Many more people currently die in cold weather conditions than hot ones.
In the UK for instance, there are 20,000 cold-related deaths each year and 1,000 heat-related.
Many experts believe we will see fewer deaths as a result of the milder winters climate change may bring, and that getting warmer is far preferable to getting colder.
Researchers at the Harvard School of Public Health looked at the deaths of more than 6.5 million people in 50 US cities between 1989 and 2000.
They found that during two-day cold snaps there was a 1.59% increase in deaths because of the extreme temperatures, but during similar periods of extremely hot weather death rates rose by 5.74%.
While all 50 US cities showed similar rises in deaths when temperatures plummeted, more deaths were seen during extreme temperature hikes in cities with usually milder summers and less air conditioning.
The authors suggest that this is because the use of central heating is widespread, whereas fewer people have air conditioning in their homes.
They did say however that the problem could be reduced by greater access to air conditioning facilities.
Professor Bill Keatinge of Queen Mary's School of Medicine and Dentistry in London said the study's findings did not present any cause for alarm.
People were learning to protect themselves against both the cold and the heat. Even now, he said, "we're seeing fewer cold-related deaths without a big rise in heat-related deaths".

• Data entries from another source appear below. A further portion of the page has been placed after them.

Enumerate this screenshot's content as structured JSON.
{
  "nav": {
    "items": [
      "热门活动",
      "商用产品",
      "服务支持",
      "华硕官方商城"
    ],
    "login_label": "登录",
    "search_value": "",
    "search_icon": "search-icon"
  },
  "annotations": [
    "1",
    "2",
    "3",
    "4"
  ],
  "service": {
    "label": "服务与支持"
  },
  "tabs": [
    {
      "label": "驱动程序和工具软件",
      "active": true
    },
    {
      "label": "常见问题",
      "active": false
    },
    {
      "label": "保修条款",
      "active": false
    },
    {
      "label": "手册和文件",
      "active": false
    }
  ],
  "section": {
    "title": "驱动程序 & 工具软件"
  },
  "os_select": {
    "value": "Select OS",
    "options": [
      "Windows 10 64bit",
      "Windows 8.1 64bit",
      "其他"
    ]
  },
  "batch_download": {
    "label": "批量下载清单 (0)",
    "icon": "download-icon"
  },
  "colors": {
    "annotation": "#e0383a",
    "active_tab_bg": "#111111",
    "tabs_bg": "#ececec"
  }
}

"In the long term we may have to make some lifestyle changes - working at different times for instance, but nothing that is not manageable."